Repeat the data exactly. Pictures are not part of the copy.
● ● ●
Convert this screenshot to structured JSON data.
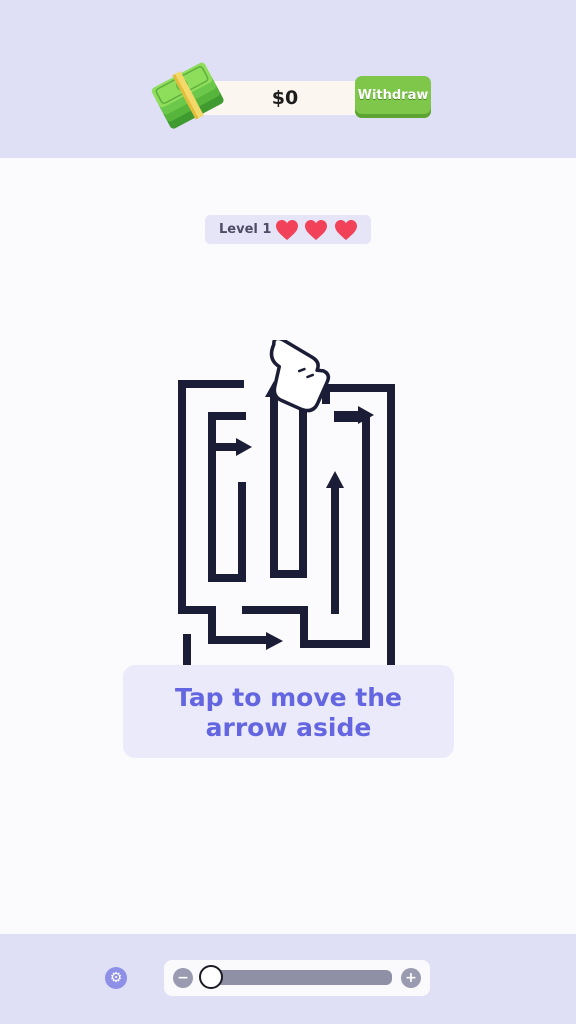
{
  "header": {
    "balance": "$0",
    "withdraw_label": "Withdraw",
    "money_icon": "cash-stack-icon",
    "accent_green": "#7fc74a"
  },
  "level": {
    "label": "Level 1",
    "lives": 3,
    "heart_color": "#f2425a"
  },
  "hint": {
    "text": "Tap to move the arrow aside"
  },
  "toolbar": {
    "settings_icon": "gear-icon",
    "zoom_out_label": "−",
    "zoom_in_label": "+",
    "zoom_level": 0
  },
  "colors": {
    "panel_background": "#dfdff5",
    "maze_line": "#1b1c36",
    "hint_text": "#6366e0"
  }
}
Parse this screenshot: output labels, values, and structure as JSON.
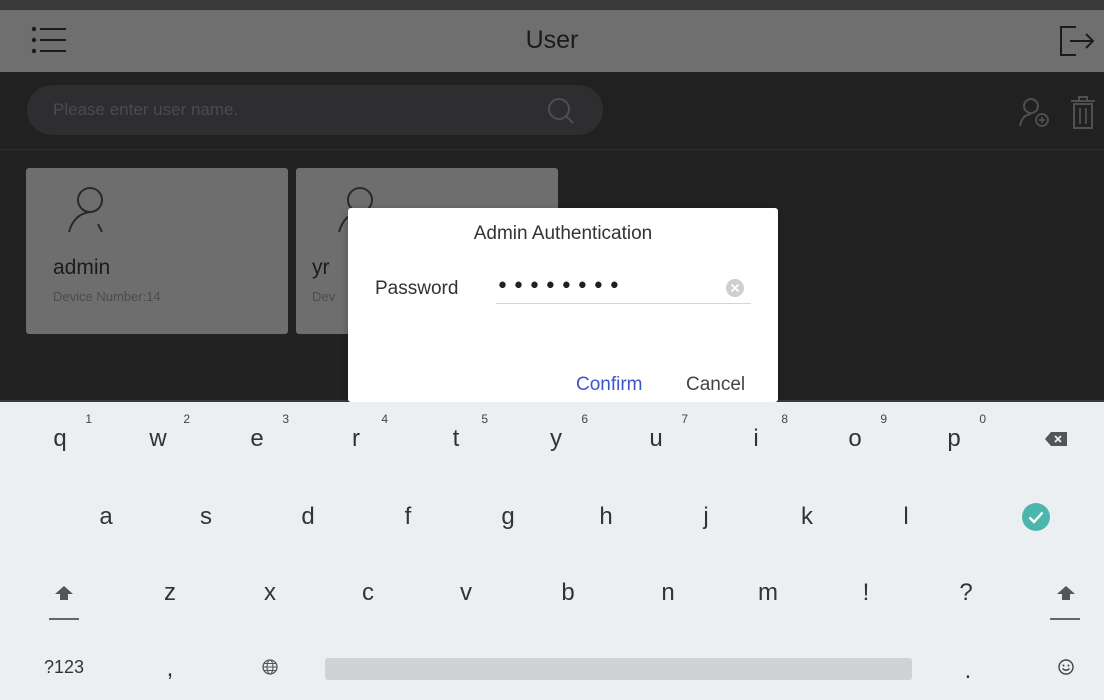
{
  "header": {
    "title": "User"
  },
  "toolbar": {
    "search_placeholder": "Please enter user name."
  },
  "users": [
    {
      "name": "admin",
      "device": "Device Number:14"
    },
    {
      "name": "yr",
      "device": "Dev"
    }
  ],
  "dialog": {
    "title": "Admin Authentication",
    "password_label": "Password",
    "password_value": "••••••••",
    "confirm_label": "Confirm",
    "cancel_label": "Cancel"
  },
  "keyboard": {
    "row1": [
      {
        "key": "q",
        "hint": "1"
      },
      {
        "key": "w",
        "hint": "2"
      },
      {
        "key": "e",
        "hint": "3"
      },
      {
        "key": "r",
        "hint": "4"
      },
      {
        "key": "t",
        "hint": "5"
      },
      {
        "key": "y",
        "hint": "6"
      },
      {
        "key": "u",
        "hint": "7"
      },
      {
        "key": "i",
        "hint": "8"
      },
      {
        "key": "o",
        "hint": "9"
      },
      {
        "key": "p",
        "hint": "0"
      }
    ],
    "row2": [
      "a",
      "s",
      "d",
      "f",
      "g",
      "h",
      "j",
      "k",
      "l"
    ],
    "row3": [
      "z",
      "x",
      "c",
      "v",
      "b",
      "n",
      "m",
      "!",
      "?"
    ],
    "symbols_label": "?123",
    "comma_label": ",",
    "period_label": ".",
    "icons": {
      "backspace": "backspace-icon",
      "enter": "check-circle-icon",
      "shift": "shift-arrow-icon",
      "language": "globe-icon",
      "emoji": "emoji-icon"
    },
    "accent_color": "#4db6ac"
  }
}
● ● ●
Solution for this problem =
Convert this screenshot to structured JSON data.
{
  "header": {
    "balance": "$0",
    "withdraw_label": "Withdraw",
    "money_icon": "cash-stack-icon",
    "accent_green": "#7fc74a"
  },
  "level": {
    "label": "Level 1",
    "lives": 3,
    "heart_color": "#f2425a"
  },
  "hint": {
    "text": "Tap to move the arrow aside"
  },
  "toolbar": {
    "settings_icon": "gear-icon",
    "zoom_out_label": "−",
    "zoom_in_label": "+",
    "zoom_level": 0
  },
  "colors": {
    "panel_background": "#dfdff5",
    "maze_line": "#1b1c36",
    "hint_text": "#6366e0"
  }
}
Parse this screenshot: output labels, values, and structure as JSON.
{
  "header": {
    "title": "User"
  },
  "toolbar": {
    "search_placeholder": "Please enter user name."
  },
  "users": [
    {
      "name": "admin",
      "device": "Device Number:14"
    },
    {
      "name": "yr",
      "device": "Dev"
    }
  ],
  "dialog": {
    "title": "Admin Authentication",
    "password_label": "Password",
    "password_value": "••••••••",
    "confirm_label": "Confirm",
    "cancel_label": "Cancel"
  },
  "keyboard": {
    "row1": [
      {
        "key": "q",
        "hint": "1"
      },
      {
        "key": "w",
        "hint": "2"
      },
      {
        "key": "e",
        "hint": "3"
      },
      {
        "key": "r",
        "hint": "4"
      },
      {
        "key": "t",
        "hint": "5"
      },
      {
        "key": "y",
        "hint": "6"
      },
      {
        "key": "u",
        "hint": "7"
      },
      {
        "key": "i",
        "hint": "8"
      },
      {
        "key": "o",
        "hint": "9"
      },
      {
        "key": "p",
        "hint": "0"
      }
    ],
    "row2": [
      "a",
      "s",
      "d",
      "f",
      "g",
      "h",
      "j",
      "k",
      "l"
    ],
    "row3": [
      "z",
      "x",
      "c",
      "v",
      "b",
      "n",
      "m",
      "!",
      "?"
    ],
    "symbols_label": "?123",
    "comma_label": ",",
    "period_label": ".",
    "icons": {
      "backspace": "backspace-icon",
      "enter": "check-circle-icon",
      "shift": "shift-arrow-icon",
      "language": "globe-icon",
      "emoji": "emoji-icon"
    },
    "accent_color": "#4db6ac"
  }
}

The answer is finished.